BOSTON -- The realization that his rookie season was over set in for Jared Sullinger when he woke up the morning after taking himself out of a game against the Sacramento Kings in late January. The pain in his back wouldn't even allow Sullinger to walk.
"The only reason I walked was off pure determination to get to the hospital," Sullinger said. "Hopefully that puts an image in your eyes."
Doctors diagnosed the 20-year-old Sullinger with herniated disks that had bulged and had to be reset. Less than 48 hours after the back flared, he underwent corrective lumbar surgery, ending his rookie season after 45 games.
The pain made the decision to go under the knife easy. You could say Sullinger didn't even have a choice.
"No, they didn’t come to me saying, ‘We think you should have this.’ They came in and said, ‘We’re going to have this,’" Sullinger said. "I never thought about playing through it when I woke up that next morning and couldn't even walk."
Sullinger, Boston's top first-round pick (20th overall), had emerged as one of the Celtics' best rebounders and most consistent big men. He averaged 6 points and 5.9 rebounds over 19.8 minutes, while shooting 49.3 percent from the field.
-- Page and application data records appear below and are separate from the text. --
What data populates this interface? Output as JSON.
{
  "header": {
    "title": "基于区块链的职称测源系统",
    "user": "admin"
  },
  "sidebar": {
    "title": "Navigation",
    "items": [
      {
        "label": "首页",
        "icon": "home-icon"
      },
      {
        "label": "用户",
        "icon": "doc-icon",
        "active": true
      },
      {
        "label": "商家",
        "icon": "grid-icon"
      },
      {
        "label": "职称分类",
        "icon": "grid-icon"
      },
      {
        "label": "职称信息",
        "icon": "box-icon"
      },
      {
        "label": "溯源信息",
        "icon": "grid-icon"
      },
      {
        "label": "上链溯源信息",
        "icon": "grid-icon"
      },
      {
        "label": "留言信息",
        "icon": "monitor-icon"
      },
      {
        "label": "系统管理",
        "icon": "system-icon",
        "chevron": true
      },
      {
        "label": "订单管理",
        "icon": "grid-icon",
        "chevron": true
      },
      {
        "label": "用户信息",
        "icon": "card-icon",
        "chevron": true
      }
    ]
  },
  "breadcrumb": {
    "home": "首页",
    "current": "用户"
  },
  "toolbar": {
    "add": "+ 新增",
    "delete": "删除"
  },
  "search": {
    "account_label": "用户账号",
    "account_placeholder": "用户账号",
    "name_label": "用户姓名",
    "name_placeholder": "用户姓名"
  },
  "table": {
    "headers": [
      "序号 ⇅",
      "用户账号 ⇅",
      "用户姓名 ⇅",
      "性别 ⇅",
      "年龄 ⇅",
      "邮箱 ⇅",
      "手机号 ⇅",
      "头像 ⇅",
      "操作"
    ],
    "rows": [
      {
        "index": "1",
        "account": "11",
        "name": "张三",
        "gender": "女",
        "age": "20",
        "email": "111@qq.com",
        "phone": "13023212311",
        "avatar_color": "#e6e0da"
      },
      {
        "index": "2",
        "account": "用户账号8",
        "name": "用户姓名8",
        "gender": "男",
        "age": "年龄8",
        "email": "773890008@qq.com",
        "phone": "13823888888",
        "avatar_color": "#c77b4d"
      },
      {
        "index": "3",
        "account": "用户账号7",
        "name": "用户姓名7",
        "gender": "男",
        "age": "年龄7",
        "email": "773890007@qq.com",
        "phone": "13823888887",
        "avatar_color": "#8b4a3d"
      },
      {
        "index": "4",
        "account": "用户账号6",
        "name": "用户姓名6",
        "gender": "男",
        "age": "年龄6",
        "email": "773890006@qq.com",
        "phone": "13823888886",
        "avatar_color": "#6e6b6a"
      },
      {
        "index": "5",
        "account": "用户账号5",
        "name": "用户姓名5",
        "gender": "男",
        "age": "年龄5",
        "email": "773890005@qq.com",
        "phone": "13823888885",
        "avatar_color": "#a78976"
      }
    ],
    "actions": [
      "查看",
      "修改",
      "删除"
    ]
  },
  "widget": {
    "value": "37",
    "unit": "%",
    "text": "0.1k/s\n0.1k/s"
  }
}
Those numbers spiked in January, when he averaged 7 points and 7.2 rebounds over 23.2 minutes per game while elevating to the starting lineup.
Red-flagged before the draft, which contributed to his slide from a lottery pick, Sullinger admitted he was hoping the back wouldn't be an issue until later in his career, but the rigors of the NBA season forced the issue. He hadn't experienced any pain prior to the Sacramento game, but landed awkwardly chasing a rebound in the opening minutes and said his back simply went out.
The long-term prognosis is encouraging and should prevent any recurrences of this issue. Sullinger, reclining in a chair while meeting with reporters before Wednesday's game at TD Garden, suggested having surgery this early in his career was a blessing.
And he has maintained his sense of humor despite the setback.
"I haven’t been doing anything besides Twitter and playing video games," Sullinger said. When a reporter asked if he was worried about a potential thumb injury from those hobbies, Sullinger quipped, "No, no. Arthritis in the future, yes, but no thumb injuries."
Sullinger said he originally tweaked his back on Nov. 29, 2011 in Ohio State's 85-63 dismantling of Duke. Even still, he didn't consider the back an issue until the Sacramento game.
"I wasn’t having back problems, it wasn’t sore, nothing was bothering me," he said.
Sullinger thinks he'll be able to elevate his play next season, in part because he's now familiar with the NBA lifestyle and because he might actually be able to elevate.
"I think I’ll come back better just because, with the back problem, I had limitations and doctors told me the two disks being herniated, it was only making my legs weaker," Sullinger explained. "Hopefully it’s a sign that I might be able to get off the ground more than two inches."
Sullinger is expected to be ready for the start of training camp next season.